MATERIAL FOR THIS TASK Block Start
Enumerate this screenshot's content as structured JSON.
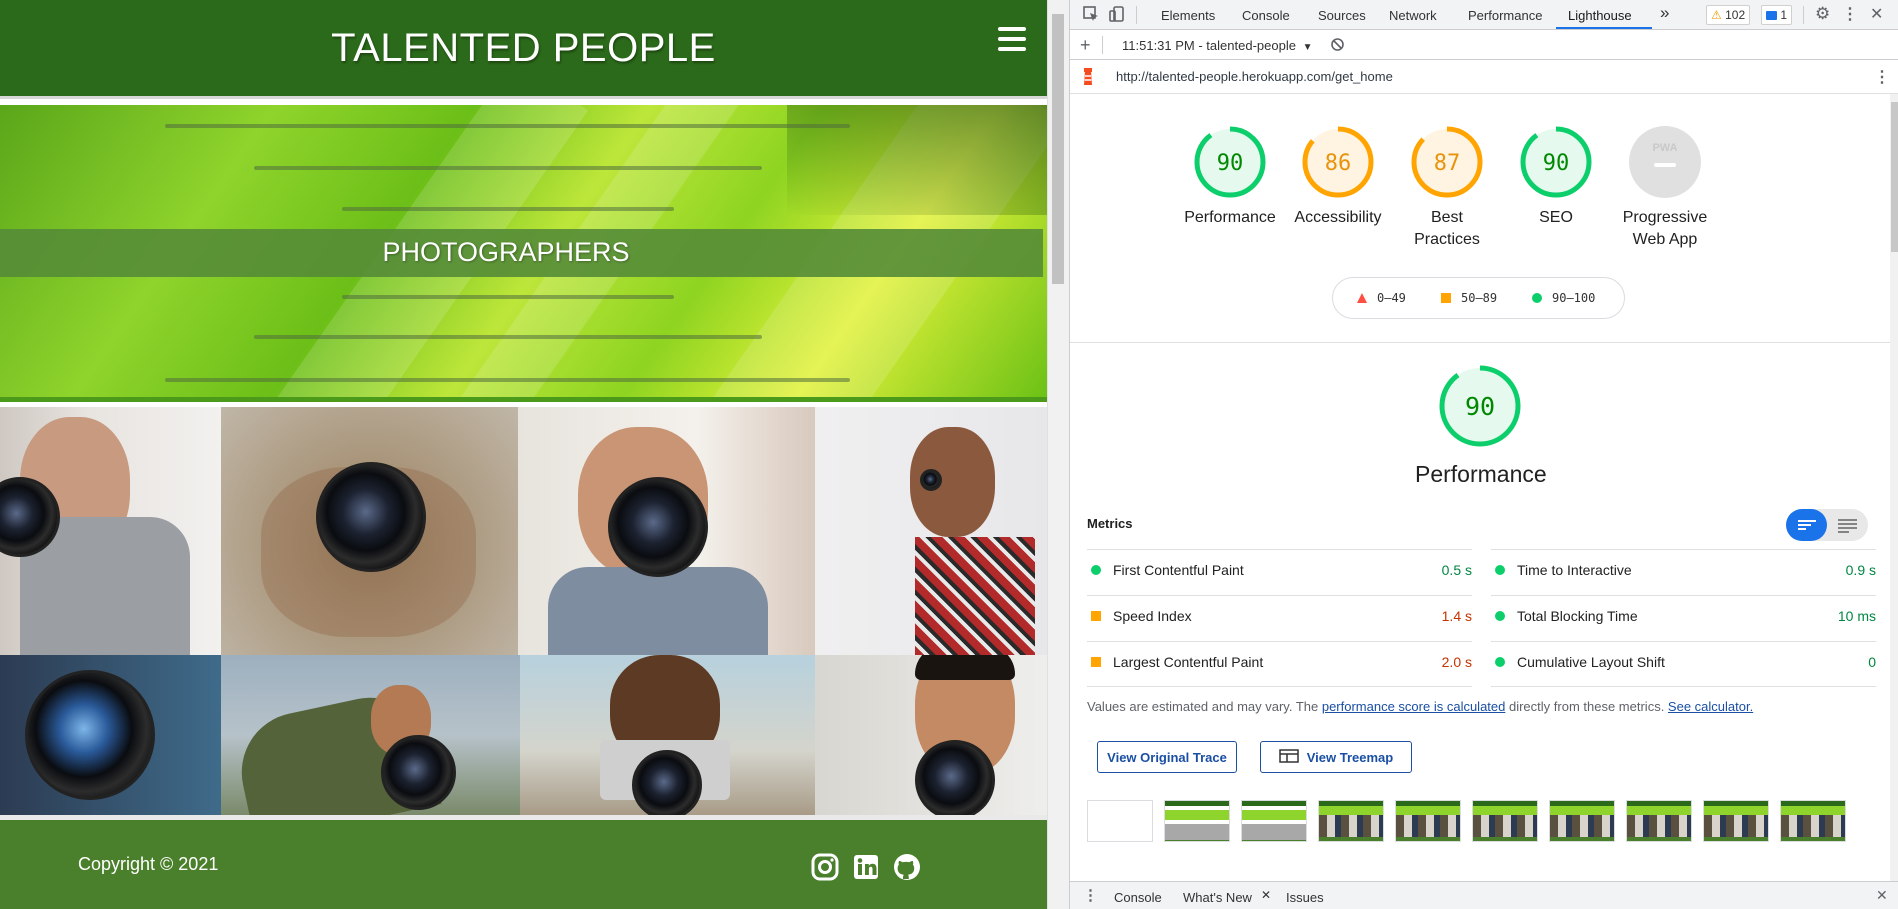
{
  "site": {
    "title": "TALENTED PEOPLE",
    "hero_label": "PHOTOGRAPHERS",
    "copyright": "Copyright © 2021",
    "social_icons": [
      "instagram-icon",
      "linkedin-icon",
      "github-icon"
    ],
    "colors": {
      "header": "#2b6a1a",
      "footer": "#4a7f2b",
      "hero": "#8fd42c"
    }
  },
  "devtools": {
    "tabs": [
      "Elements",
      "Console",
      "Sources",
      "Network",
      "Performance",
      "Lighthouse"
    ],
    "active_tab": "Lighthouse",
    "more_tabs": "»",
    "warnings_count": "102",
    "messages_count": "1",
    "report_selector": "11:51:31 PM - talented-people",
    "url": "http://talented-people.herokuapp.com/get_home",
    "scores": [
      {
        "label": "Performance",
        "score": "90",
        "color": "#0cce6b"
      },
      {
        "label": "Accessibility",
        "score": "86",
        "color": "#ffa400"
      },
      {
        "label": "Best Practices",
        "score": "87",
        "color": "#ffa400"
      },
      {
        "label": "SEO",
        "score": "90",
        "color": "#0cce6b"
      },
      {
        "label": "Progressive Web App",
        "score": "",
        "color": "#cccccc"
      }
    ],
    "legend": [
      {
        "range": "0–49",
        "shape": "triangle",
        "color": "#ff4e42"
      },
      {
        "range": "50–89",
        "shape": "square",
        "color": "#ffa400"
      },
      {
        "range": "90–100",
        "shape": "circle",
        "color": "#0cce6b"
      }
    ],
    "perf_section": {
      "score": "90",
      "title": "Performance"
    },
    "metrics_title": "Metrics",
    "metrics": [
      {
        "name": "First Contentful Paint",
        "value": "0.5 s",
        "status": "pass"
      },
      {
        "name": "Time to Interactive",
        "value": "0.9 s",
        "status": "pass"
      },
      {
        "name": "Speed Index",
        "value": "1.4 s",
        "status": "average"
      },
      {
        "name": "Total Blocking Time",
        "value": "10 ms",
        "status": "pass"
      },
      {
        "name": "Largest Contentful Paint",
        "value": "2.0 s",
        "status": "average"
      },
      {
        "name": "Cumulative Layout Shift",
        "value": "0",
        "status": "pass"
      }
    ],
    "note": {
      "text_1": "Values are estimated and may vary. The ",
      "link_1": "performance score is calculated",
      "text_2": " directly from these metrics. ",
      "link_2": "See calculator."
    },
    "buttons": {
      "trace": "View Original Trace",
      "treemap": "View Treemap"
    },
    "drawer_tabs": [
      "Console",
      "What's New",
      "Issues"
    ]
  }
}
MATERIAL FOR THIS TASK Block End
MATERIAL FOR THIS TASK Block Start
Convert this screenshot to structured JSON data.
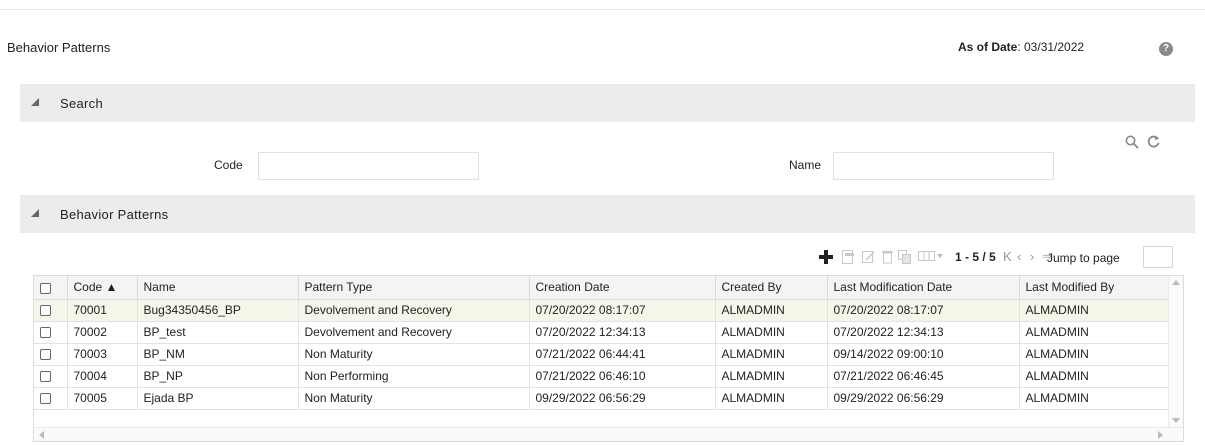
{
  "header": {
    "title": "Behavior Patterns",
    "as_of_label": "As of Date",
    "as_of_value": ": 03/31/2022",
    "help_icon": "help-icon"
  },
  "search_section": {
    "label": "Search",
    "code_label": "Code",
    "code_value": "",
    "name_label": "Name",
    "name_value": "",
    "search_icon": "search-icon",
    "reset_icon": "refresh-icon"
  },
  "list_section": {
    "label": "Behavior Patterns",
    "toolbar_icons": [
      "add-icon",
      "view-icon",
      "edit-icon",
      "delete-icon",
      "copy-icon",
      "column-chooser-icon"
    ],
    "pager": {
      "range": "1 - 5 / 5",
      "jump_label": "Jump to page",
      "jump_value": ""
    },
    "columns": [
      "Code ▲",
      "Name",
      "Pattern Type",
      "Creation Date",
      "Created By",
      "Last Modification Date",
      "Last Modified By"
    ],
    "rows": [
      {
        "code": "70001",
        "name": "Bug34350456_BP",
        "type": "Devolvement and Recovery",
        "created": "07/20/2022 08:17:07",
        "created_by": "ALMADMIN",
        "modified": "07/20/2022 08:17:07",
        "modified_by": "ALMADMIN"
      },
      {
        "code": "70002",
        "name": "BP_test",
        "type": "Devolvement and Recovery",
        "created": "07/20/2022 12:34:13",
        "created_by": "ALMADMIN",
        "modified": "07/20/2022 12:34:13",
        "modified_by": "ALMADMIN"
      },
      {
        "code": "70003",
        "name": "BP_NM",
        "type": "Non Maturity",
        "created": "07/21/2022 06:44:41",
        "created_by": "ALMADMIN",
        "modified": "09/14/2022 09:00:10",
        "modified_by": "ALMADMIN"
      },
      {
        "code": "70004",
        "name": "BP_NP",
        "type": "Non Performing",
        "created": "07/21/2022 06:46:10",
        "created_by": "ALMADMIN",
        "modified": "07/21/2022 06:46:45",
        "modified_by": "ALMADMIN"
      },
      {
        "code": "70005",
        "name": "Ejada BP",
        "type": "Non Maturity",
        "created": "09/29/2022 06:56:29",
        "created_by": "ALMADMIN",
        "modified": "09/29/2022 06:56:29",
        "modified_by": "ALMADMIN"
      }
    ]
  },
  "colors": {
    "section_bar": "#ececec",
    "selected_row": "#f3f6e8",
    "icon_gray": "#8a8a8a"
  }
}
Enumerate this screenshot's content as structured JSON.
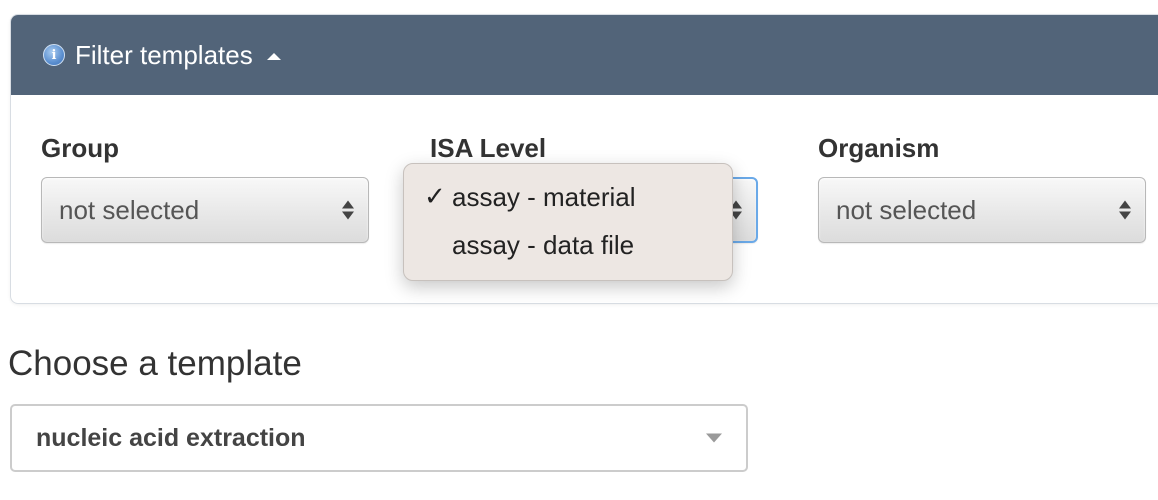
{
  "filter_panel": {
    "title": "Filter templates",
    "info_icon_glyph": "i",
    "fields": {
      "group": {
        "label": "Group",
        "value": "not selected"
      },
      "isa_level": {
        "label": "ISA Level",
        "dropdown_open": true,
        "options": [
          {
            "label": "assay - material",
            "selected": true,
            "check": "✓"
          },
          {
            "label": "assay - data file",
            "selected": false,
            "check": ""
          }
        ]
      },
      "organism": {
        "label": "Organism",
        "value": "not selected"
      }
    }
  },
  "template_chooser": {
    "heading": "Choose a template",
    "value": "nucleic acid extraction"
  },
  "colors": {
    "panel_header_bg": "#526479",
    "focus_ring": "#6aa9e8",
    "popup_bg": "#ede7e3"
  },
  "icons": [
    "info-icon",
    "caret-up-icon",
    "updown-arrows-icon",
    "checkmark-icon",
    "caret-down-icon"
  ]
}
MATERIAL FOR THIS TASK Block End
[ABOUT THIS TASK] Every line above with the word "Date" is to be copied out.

[PROBLEM SOLUTION]
    "as_of_label": "As of Date",
      "Creation Date",
      "Last Modification Date",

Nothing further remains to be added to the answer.